How much does a neonatal nurse make? A neonatal nurse salary is the same as that of a registered nurse with the average hourly wage being around $33.00, or $68,910 annually for a full-time position. The salary for the bottom 10 percent is $45,630 annually. The top 10 percent earn an annual income of $96,320.
A sub-specialty of nursing, the neonatal nurse works with infants that are born with health issues such as prematurity and birth defects. Care includes infants with problems shortly after birth and may continue for up to two years of age for those with long-term problems. A typical day may include teaching a new mother how to breastfeed, caring for a newborn baby on a ventilator or attending the birth of a small or premature baby.
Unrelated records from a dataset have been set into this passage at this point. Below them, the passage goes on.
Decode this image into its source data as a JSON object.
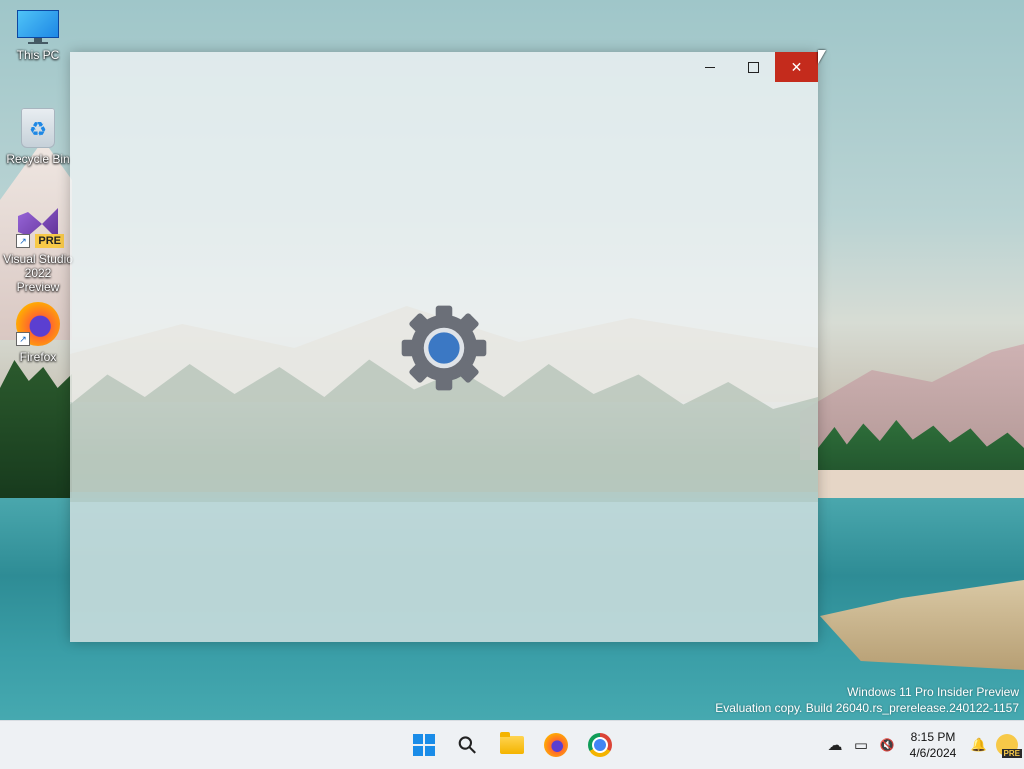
{
  "desktop": {
    "icons": [
      {
        "label": "This PC",
        "icon": "computer-icon"
      },
      {
        "label": "Recycle Bin",
        "icon": "recycle-bin-icon"
      },
      {
        "label": "Visual Studio 2022 Preview",
        "icon": "visual-studio-icon",
        "badge": "PRE"
      },
      {
        "label": "Firefox",
        "icon": "firefox-icon"
      }
    ],
    "shortcut_glyph": "↗",
    "recycle_glyph": "♻"
  },
  "window": {
    "minimize_icon": "minimize-icon",
    "maximize_icon": "maximize-icon",
    "close_label": "✕",
    "splash_icon": "gear-icon",
    "gear_color": "#6b6f78",
    "accent_color": "#3b78c4",
    "close_color": "#c42b1c"
  },
  "watermark": {
    "line1": "Windows 11 Pro Insider Preview",
    "line2": "Evaluation copy. Build 26040.rs_prerelease.240122-1157"
  },
  "taskbar": {
    "apps": [
      "start-icon",
      "search-icon",
      "file-explorer-icon",
      "firefox-icon",
      "chrome-icon"
    ],
    "search_glyph": "⚲",
    "tray": {
      "cloud_glyph": "☁",
      "network_glyph": "▭",
      "volume_glyph": "🔇",
      "notification_glyph": "🔔",
      "time": "8:15 PM",
      "date": "4/6/2024",
      "pre_label": "PRE"
    }
  }
}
Neonatal nurses have several different career options. They may start out as a staff nurse, providing care to critically ill infants or support care for mildly ill newborns. Later, they may choose to take a national certification test to validate on-the-job knowledge gained. They may gain the skills to become a charge nurse or stabilization nurse to assist in high-risk deliveries. They may participate on an extracorporeal membrane oxygenation team, assisting with heart-lung bypass for infants in critical condition.
Another role for working with newborns is that of a neonatal nurse practitioner.
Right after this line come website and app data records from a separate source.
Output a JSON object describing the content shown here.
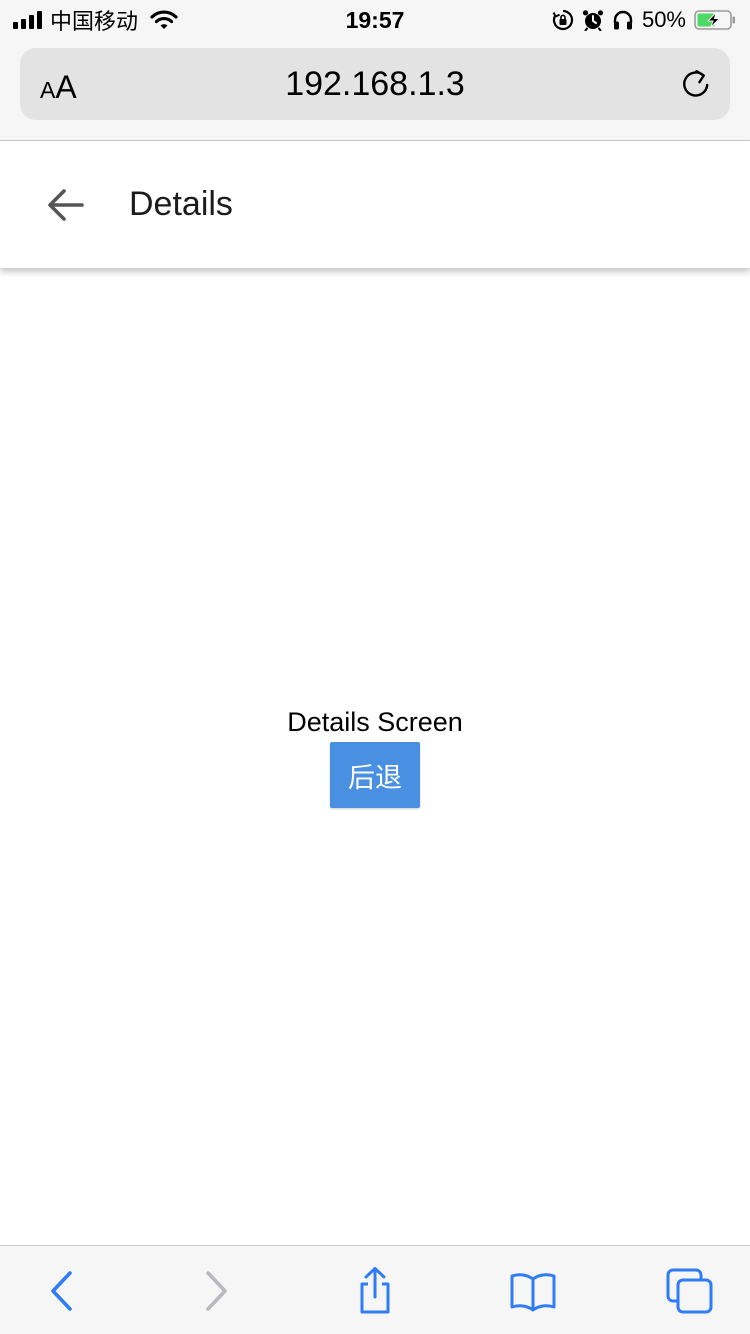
{
  "status_bar": {
    "carrier": "中国移动",
    "time": "19:57",
    "battery_percent": "50%",
    "icons": [
      "signal-icon",
      "wifi-icon",
      "rotation-lock-icon",
      "alarm-icon",
      "headphones-icon",
      "battery-charging-icon"
    ]
  },
  "browser": {
    "text_size_label_small": "A",
    "text_size_label_large": "A",
    "url": "192.168.1.3",
    "reload_icon": "reload-icon"
  },
  "header": {
    "back_icon": "arrow-left-icon",
    "title": "Details"
  },
  "main": {
    "screen_text": "Details Screen",
    "back_button_label": "后退",
    "back_button_color": "#4a90e2"
  },
  "toolbar": {
    "items": [
      "back-icon",
      "forward-icon",
      "share-icon",
      "bookmarks-icon",
      "tabs-icon"
    ],
    "accent_color": "#2f7cf6",
    "disabled_color": "#b8b8bd"
  }
}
The neonatal nurse practitioner salary is significantly higher than the neonatal nurse salary. On average, nurse practitioners earn an hourly wage of $45.71 or $95,070 annually. The bottom 10 percent salary is $66,960 annually and the top 10 percent is $126,258.
The neonatal nurse practitioner has advanced skills that qualify them to work with doctors and nurses to provide comprehensive care for infants in the neonatal intensive care unit. This position requires extra schooling in a master’s degree or doctoral program. They learn to perform highly specialized procedures such as lumbar punctures and newborn resuscitation. They may provide training to other neonatal staff. Advanced practical nurses may work as neonatal nurse educators, clinical nurse specialists or developmental care specialists.
The majority of neonatal nurses work in a hospital setting. Some may work out in the community providing follow-up care at home for high-risk infants. Most neonatal nurses work full-time shifts. Neonatal care must be provided 24/7 and week-end and holiday hours are often required.
The job rate growth for all nurses is 19 percent, faster than average. The outlook for jobs as a neonatal nurse are excellent since medical advances have increased the survival rate of premature infants.